Annuity and Estate Planning
Questions and Answers about Annuities: Death Benefits & Estate Planning
What are Death Benefits and Annuity Estate Planning?
It may sound fairly grim or depressing to discuss “death benefits”, but death benefits are a main feature of many types of annuities and in fact are an important factor in the purchase of annuity. Arguably, investors purchase an annuity for one of two reasons—a way to invest in a tax-deferred option to create a stream of income for retirement, and as a way to pass along a portion of an estate to heirs.
Death benefits are a feature that are a part of almost every annuity. At its most simple, it is a guarantee by the issuer—the insurance company—that upon your death, your total premiums will be paid to your beneficiaries (at a minimum). Thus, any dollars that you have contributed to your annuity investment are passed along to your estate.

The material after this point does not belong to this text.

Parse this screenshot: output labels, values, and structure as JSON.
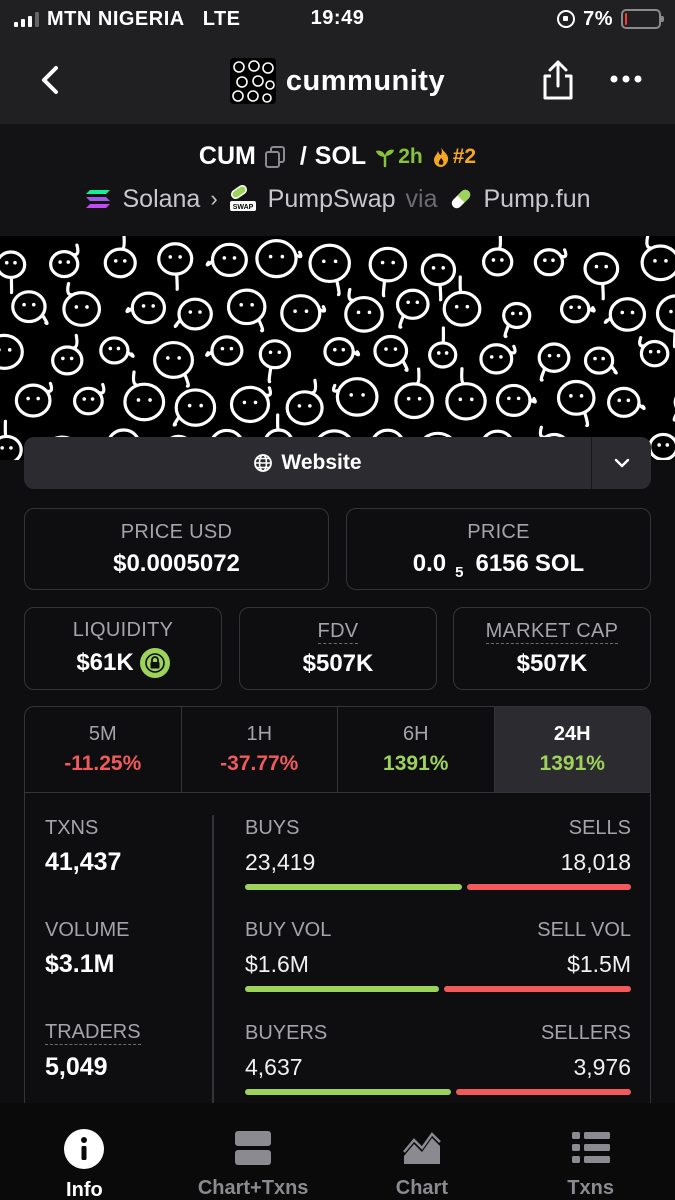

Beyond the basic minimum guarantee, many annuities offer a “step-up” provision. What this means is that there is a guarantee on more then the minimum of premiums invested; “step up’s” vary – as do the costs paid for them within the annuity contract—but some examples are:
4 On the anniversary of the date the annuity was purchased, guaranteeing the annuity to the highest value at any preceding anniversary
4 Guaranteeing a minimum 5% to 7% interest compounded annually
4 A combination of the prior two options—often defaulting to the higher of the two features.
What does this mean in real world terms? Let’s say you invest 100,000 in an annuity, and you’ve invested for the long-term. Your date of purchase is June 1. You are fortunate enough to gain from market gains and find, six years later, on June 1, that your annuity is worth an additional $250,000. Regardless of when you die, your heirs will receive a “death benefit” of $350,000—the highest value of your annuity on its anniversary date.
What if the market subsequently tanks, and your annuity is now worth $125,000—still more than you paid for it, but not what it was at the height of the market? The death benefit guarantee means your heirs will still receive $350,00.
Such protections come at a cost—and different death benefits are available with different products and insurance companies. Research what the cost of the guarantees are prior to making purchase decisions—and don’t jump on the highest benefit if it also means the highest costs. Lastly, don’t forget to do the due diligence on the financial soundness of the annuity issuer, to be sure they can pay any claims.
Ask questions of your advisor or do some online research, and you’ll find the death benefit that can be reassuring for you and your heirs—not a source of distress.
What About Charitable Annuities and Estate Planning?
Charitable Remainder Annuity Trust (CRAT)
A charitable remainder annuity trust (CRAT) is a popular type of life-income plan. Cash, securities, real property, or other assets are transferred into a trust. The trustee manages the trust assets and pays you or others you choose a fixed income for life or for a term of years. When the trust terminates, the remaining assets in the trust are transferred to the Church or one of its institutions.
The typical donor:
|Needs income for life or a specified term of years.|
|Desires a fixed income based on the original value of assets transferred.|
|Does not plan to make additional gifts to the trust in the future.|
|Is between the ages of 55 and 80.|
Gift features and benefits:
|Income for life (fixed payments)|
|Possibility of multiple beneficiaries|
|Assets transferred to the trust can be reinvested|
|Ability to choose the trustee (may be the donor)|
|Investment of assets is designed to balance income needs with preservation of principal|
How Do I Make a Gift Using a Charitable Remainder Annuity Trust?